(Dataset rows for apps and sites)

== == ==

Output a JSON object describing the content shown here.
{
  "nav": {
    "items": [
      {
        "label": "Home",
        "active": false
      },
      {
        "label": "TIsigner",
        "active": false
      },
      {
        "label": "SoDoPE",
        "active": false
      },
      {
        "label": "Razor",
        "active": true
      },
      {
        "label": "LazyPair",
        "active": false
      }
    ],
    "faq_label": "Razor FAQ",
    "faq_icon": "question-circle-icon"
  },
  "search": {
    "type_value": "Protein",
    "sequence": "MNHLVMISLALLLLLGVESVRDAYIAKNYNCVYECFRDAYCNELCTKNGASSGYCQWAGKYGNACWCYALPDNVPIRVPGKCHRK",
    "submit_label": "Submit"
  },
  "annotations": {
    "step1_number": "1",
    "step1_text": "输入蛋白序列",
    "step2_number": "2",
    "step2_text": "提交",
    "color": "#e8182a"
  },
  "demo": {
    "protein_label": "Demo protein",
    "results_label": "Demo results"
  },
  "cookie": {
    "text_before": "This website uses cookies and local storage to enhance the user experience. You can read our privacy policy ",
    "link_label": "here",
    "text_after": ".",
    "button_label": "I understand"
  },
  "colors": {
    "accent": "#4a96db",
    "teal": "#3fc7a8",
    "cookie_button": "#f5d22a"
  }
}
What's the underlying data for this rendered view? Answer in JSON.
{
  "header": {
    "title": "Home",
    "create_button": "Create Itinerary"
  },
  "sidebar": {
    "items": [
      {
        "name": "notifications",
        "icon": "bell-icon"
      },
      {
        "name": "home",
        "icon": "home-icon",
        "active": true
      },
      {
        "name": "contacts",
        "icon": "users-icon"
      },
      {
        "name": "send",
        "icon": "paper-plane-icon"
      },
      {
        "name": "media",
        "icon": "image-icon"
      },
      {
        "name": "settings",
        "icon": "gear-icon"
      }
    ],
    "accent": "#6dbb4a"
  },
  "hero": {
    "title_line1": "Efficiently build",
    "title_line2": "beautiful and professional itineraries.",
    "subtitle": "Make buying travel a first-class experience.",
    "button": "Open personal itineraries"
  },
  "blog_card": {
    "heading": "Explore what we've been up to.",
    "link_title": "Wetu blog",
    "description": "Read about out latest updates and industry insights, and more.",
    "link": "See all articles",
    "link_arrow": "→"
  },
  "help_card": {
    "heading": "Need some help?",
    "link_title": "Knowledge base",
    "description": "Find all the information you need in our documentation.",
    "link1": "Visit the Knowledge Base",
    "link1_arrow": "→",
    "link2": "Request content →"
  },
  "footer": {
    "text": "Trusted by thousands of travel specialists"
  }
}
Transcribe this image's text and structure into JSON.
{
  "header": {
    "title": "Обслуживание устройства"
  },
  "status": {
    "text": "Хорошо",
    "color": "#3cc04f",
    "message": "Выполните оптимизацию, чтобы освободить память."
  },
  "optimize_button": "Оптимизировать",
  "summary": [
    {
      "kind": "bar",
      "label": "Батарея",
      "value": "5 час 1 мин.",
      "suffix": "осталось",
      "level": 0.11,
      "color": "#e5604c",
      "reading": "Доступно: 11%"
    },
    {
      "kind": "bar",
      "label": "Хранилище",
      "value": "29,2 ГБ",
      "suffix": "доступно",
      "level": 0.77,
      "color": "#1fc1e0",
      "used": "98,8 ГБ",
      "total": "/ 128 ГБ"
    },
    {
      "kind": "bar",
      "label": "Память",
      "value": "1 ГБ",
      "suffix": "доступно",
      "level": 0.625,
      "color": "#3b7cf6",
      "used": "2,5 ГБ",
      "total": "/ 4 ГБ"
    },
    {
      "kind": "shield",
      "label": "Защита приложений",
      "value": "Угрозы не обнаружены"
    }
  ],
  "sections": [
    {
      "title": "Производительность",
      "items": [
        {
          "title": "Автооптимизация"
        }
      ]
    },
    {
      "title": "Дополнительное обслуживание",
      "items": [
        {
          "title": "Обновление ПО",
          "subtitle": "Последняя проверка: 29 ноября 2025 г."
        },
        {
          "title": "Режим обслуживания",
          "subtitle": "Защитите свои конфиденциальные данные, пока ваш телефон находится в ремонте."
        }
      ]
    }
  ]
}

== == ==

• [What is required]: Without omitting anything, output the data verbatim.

• [Reply to the exercise]:
Output a JSON object describing the content shown here.
{
  "nav": {
    "items": [
      {
        "label": "Home",
        "active": false
      },
      {
        "label": "TIsigner",
        "active": false
      },
      {
        "label": "SoDoPE",
        "active": false
      },
      {
        "label": "Razor",
        "active": true
      },
      {
        "label": "LazyPair",
        "active": false
      }
    ],
    "faq_label": "Razor FAQ",
    "faq_icon": "question-circle-icon"
  },
  "search": {
    "type_value": "Protein",
    "sequence": "MNHLVMISLALLLLLGVESVRDAYIAKNYNCVYECFRDAYCNELCTKNGASSGYCQWAGKYGNACWCYALPDNVPIRVPGKCHRK",
    "submit_label": "Submit"
  },
  "annotations": {
    "step1_number": "1",
    "step1_text": "输入蛋白序列",
    "step2_number": "2",
    "step2_text": "提交",
    "color": "#e8182a"
  },
  "demo": {
    "protein_label": "Demo protein",
    "results_label": "Demo results"
  },
  "cookie": {
    "text_before": "This website uses cookies and local storage to enhance the user experience. You can read our privacy policy ",
    "link_label": "here",
    "text_after": ".",
    "button_label": "I understand"
  },
  "colors": {
    "accent": "#4a96db",
    "teal": "#3fc7a8",
    "cookie_button": "#f5d22a"
  }
}
What's the underlying data for this rendered view? Answer in JSON.
{
  "header": {
    "title": "Home",
    "create_button": "Create Itinerary"
  },
  "sidebar": {
    "items": [
      {
        "name": "notifications",
        "icon": "bell-icon"
      },
      {
        "name": "home",
        "icon": "home-icon",
        "active": true
      },
      {
        "name": "contacts",
        "icon": "users-icon"
      },
      {
        "name": "send",
        "icon": "paper-plane-icon"
      },
      {
        "name": "media",
        "icon": "image-icon"
      },
      {
        "name": "settings",
        "icon": "gear-icon"
      }
    ],
    "accent": "#6dbb4a"
  },
  "hero": {
    "title_line1": "Efficiently build",
    "title_line2": "beautiful and professional itineraries.",
    "subtitle": "Make buying travel a first-class experience.",
    "button": "Open personal itineraries"
  },
  "blog_card": {
    "heading": "Explore what we've been up to.",
    "link_title": "Wetu blog",
    "description": "Read about out latest updates and industry insights, and more.",
    "link": "See all articles",
    "link_arrow": "→"
  },
  "help_card": {
    "heading": "Need some help?",
    "link_title": "Knowledge base",
    "description": "Find all the information you need in our documentation.",
    "link1": "Visit the Knowledge Base",
    "link1_arrow": "→",
    "link2": "Request content →"
  },
  "footer": {
    "text": "Trusted by thousands of travel specialists"
  }
}
Transcribe this image's text and structure into JSON.
{
  "header": {
    "title": "Обслуживание устройства"
  },
  "status": {
    "text": "Хорошо",
    "color": "#3cc04f",
    "message": "Выполните оптимизацию, чтобы освободить память."
  },
  "optimize_button": "Оптимизировать",
  "summary": [
    {
      "kind": "bar",
      "label": "Батарея",
      "value": "5 час 1 мин.",
      "suffix": "осталось",
      "level": 0.11,
      "color": "#e5604c",
      "reading": "Доступно: 11%"
    },
    {
      "kind": "bar",
      "label": "Хранилище",
      "value": "29,2 ГБ",
      "suffix": "доступно",
      "level": 0.77,
      "color": "#1fc1e0",
      "used": "98,8 ГБ",
      "total": "/ 128 ГБ"
    },
    {
      "kind": "bar",
      "label": "Память",
      "value": "1 ГБ",
      "suffix": "доступно",
      "level": 0.625,
      "color": "#3b7cf6",
      "used": "2,5 ГБ",
      "total": "/ 4 ГБ"
    },
    {
      "kind": "shield",
      "label": "Защита приложений",
      "value": "Угрозы не обнаружены"
    }
  ],
  "sections": [
    {
      "title": "Производительность",
      "items": [
        {
          "title": "Автооптимизация"
        }
      ]
    },
    {
      "title": "Дополнительное обслуживание",
      "items": [
        {
          "title": "Обновление ПО",
          "subtitle": "Последняя проверка: 29 ноября 2025 г."
        },
        {
          "title": "Режим обслуживания",
          "subtitle": "Защитите свои конфиденциальные данные, пока ваш телефон находится в ремонте."
        }
      ]
    }
  ]
}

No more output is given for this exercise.